Tuesday, January 23, 2007

Armored Humvee's causing fatalities in Iraq

One of the top killers of Soldiers in Iraq isn't necessarily combat-related.
Since operations began in March of 2003, many Soldiers have been killed when they can't escape a Humvee - often because it has rolled into one of Iraq"s numerous irrigation canals.

When an armored truck is upside-down or on its side, it can take three Soldiers to push a door open enough to get out, and if the doors are sunken into the mud, it can be nearly impossible[...]
There are pics at the I-MEF link of a field expedient device that has been devised to assist with this issue. That is probably about as good as they'll get in dealing with units in the field.

Now I put on my engineer hat and take a look at this problem from a mechanical design POV. There's a couple of design issues here.

1) The jamming doors
2) The balky "combat locks"

We can see from the pics of the humvee that #1 is probably being exacerbated by the Humvee door frame/door design. There are sharp edges at the front of the door. When you want to avoid jamming of mechanical parts during distortions, you want to avoid sharp edges like that. Rounded corners should be the rule. Rounded corners distribute stress, square corners concentrate it. A good layman's explanation of why rounded is better than square can be found in Carroll Smith's outstanding Engineer to Win book on race car design. Specifically in the chapter on "why things break". Smith writes well, and that book is about a whole lot more than just "race cars". Most of what he talks about is an outstanding guide for the general design of mechanical things you don't want to fail. The principles apply as well to Microwave ovens, bicycles and Humvees as well as they do high performance race cars.

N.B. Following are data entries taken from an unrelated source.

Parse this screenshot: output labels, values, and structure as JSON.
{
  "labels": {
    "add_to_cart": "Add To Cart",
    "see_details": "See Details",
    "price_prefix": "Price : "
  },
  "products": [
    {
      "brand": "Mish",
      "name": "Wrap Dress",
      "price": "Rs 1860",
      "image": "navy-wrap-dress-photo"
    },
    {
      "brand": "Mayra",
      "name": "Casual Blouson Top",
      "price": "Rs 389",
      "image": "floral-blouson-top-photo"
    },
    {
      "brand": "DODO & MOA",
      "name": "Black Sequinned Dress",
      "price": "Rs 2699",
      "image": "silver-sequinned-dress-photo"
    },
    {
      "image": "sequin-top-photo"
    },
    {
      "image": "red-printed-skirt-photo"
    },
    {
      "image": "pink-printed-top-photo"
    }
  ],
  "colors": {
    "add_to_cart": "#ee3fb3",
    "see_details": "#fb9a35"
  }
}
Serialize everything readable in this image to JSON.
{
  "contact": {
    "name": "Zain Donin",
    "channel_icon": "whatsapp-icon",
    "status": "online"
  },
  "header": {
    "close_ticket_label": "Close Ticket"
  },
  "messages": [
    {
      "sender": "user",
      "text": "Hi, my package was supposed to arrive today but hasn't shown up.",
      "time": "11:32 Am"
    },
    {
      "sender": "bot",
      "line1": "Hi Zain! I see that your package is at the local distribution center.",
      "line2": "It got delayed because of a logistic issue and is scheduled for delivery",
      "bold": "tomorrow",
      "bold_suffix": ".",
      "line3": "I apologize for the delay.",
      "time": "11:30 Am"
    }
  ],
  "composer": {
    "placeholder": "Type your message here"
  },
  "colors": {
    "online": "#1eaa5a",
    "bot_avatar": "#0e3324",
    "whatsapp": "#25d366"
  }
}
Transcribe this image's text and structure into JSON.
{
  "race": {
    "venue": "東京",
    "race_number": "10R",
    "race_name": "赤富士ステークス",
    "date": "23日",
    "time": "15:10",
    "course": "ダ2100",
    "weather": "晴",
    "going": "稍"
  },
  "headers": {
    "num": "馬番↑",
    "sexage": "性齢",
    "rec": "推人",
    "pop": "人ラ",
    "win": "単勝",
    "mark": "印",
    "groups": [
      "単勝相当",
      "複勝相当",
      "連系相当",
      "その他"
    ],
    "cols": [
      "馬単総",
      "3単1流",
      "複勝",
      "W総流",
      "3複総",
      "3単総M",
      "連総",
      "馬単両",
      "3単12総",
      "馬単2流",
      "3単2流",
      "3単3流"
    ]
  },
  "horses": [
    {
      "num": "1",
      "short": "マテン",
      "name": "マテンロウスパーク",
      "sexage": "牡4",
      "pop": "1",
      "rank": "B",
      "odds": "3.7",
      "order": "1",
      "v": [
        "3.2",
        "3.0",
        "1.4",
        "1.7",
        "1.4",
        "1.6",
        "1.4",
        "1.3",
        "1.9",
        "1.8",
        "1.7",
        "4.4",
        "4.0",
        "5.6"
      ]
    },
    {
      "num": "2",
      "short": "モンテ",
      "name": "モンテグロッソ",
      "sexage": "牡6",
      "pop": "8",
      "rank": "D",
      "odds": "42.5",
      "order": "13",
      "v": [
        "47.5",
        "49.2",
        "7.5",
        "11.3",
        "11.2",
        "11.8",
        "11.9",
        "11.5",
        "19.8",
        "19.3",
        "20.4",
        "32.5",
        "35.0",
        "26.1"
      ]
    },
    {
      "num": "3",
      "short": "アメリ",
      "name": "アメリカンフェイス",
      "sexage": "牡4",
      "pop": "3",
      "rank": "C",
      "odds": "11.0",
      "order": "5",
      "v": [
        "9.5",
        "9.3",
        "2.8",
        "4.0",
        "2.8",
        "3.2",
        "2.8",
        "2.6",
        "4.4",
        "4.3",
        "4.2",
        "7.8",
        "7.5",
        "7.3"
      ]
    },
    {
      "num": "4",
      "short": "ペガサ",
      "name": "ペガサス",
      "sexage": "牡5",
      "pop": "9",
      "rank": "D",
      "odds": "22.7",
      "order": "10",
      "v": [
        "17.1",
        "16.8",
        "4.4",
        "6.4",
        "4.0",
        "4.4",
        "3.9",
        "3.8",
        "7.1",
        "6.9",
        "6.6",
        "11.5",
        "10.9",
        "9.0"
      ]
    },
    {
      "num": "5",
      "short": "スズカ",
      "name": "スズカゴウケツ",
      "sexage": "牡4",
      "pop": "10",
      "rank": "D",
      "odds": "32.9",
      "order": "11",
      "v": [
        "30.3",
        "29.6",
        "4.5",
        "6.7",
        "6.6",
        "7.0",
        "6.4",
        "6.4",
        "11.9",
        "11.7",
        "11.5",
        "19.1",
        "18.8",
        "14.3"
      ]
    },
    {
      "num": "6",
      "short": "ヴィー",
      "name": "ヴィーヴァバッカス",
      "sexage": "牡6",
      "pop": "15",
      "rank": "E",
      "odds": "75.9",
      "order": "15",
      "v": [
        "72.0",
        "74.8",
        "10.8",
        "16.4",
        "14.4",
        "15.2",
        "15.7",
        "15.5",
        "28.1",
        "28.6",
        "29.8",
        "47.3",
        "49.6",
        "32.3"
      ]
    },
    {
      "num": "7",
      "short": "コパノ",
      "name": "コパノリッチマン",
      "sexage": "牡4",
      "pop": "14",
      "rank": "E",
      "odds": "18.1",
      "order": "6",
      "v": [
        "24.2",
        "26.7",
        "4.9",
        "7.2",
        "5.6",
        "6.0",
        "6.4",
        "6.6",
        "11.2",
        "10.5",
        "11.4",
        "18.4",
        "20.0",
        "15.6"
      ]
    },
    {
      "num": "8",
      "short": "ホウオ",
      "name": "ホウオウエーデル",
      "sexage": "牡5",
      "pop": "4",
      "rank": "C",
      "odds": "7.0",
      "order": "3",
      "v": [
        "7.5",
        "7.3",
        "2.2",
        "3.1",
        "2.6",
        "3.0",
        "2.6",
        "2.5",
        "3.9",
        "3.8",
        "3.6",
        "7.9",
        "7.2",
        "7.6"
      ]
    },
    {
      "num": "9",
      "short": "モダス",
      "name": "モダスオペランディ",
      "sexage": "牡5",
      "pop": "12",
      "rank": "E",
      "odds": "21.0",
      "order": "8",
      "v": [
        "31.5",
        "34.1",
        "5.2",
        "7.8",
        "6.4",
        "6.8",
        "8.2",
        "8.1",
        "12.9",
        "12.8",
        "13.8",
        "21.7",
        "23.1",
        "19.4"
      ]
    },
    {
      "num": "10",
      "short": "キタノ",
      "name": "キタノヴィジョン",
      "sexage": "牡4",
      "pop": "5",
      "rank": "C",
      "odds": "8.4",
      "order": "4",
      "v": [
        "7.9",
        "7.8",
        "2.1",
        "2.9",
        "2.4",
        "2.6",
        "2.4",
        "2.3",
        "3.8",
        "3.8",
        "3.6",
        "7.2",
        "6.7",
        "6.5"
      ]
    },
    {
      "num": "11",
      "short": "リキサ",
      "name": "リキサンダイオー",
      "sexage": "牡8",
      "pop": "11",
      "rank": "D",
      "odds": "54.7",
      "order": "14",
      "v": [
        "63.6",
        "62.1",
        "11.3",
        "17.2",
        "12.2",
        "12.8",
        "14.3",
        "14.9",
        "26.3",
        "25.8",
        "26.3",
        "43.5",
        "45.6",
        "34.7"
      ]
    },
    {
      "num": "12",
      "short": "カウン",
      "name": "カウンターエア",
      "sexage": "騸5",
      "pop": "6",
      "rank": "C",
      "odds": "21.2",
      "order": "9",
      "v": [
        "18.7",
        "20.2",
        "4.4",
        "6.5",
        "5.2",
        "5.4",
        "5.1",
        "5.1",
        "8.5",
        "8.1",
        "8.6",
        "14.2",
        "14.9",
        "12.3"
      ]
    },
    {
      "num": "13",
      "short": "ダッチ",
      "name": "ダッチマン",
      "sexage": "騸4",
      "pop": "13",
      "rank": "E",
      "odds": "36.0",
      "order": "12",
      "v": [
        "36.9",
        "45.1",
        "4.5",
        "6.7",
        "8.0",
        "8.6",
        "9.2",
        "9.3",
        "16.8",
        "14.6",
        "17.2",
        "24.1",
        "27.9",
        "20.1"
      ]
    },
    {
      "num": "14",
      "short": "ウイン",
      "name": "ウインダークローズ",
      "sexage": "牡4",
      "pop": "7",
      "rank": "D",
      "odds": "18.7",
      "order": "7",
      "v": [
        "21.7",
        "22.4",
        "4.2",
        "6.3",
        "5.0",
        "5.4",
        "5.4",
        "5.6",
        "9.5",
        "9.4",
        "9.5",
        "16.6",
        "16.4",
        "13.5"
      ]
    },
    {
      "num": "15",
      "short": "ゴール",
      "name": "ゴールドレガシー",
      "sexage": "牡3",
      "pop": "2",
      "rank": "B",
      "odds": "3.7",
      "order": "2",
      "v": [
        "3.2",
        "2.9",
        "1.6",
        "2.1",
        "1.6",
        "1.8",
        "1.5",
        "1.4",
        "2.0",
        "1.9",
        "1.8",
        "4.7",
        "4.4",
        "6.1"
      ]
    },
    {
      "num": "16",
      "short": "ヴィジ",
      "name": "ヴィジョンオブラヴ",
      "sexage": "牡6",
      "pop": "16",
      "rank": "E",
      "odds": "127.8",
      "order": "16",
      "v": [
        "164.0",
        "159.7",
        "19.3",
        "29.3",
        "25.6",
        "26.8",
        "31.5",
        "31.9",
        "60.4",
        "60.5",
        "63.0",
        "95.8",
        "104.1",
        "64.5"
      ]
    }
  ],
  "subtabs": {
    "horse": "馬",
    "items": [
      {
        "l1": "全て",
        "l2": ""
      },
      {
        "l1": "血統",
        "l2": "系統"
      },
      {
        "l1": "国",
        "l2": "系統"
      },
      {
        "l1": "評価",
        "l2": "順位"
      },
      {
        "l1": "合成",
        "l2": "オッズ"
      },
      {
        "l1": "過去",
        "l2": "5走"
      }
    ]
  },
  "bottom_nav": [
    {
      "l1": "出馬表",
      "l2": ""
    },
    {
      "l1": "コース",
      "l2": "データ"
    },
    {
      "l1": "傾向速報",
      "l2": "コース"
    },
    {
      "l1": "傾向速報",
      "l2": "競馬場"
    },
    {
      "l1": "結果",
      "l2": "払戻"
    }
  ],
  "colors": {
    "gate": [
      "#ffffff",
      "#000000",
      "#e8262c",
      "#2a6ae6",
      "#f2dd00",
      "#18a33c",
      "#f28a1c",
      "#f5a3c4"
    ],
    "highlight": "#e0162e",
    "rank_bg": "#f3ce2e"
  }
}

The door hinge design itself is obviously part of the problem. Traditional hinges bind when distorted. We need to accept that and find a way around it. The problem as I see it, is that the door/hinge mechanism is basically bolted together (or may as well be when a door is closed/jammed. This is not a solution that anticipates getting wrecked - its a solution that presumes not getting wrecked. That's fine for the front door on your house or your fridge door, but its not so fine for a combat vehicle. What we need is a sturdy hinge that can be cutaway on a moments notice.

This ties in with the balky combat locks. You got difficult hinges on one side, and a difficult lock on the other - a fixed 2-point retaining system. If either the hinges or lock (preferably both) could be quickly released, the door could be kicked out when a bind-free door/frame design is present.

How to solve the hinge problem? I believe we need to look to the most successful parachute release design on the market today - Bill Booth's 3-ring system. The 3-ring provides massive mechanical leverage advantage in a very compact "bind free" design. Booth's 3-ring release has saved my life 3 times during parachute malfunctions. I will personally attest to its simplicity and tendency to "just work".

I believe a door hinge attachment pivot based on a simple locating cone scheme attached with a variation of the 3-ring will solve both hinge binding and quick release issues. As you can see from the 3-ring pull force chart at the link above, there can be 2,000lb of pressure on a standard 3-ring and it will still release with only 9lb of pressure. With a locating cone scheme on the hinge pivots, the hinge side of the door will WANT to pop out when there's distortion - that's a good thing.

The balky combat lock issue could be solved with the same locating cone and 3-ring scheme so the whole lock mechanism itself could be released from the vehicle frame by a passenger inside. If you can release the hinges, and the combat lock, and the door frame has tapered steps and rounded edges to avoid binding it'll pop right off when you yank the 3-ring releases.

With some added Cypres Cutter type hardware, an external rescue option wouldn't be too hard to add. That would be an externally operated pyrotechnic type cutter head added to the 3-ring release locking loop. Fire the cutter(s) and the 3-ring would release.

1 comment:

Wickedpinto said...

If you turn the Individual servicemember into a tank, they will move slower than a tank, and they will die more easily. FUCKING LIBS!

"we should NOT go to war until our servicemembers are made of titanium" is BULLSHIT, and a 1/8th ass argument.

"our troops were unequiped when they went to Iraq"


Were they unequiped when they went o Afganistan?

I fucking hate Dems when they talk about WAR, they are cowards to the core. I know, I'm a coward, I smell my own.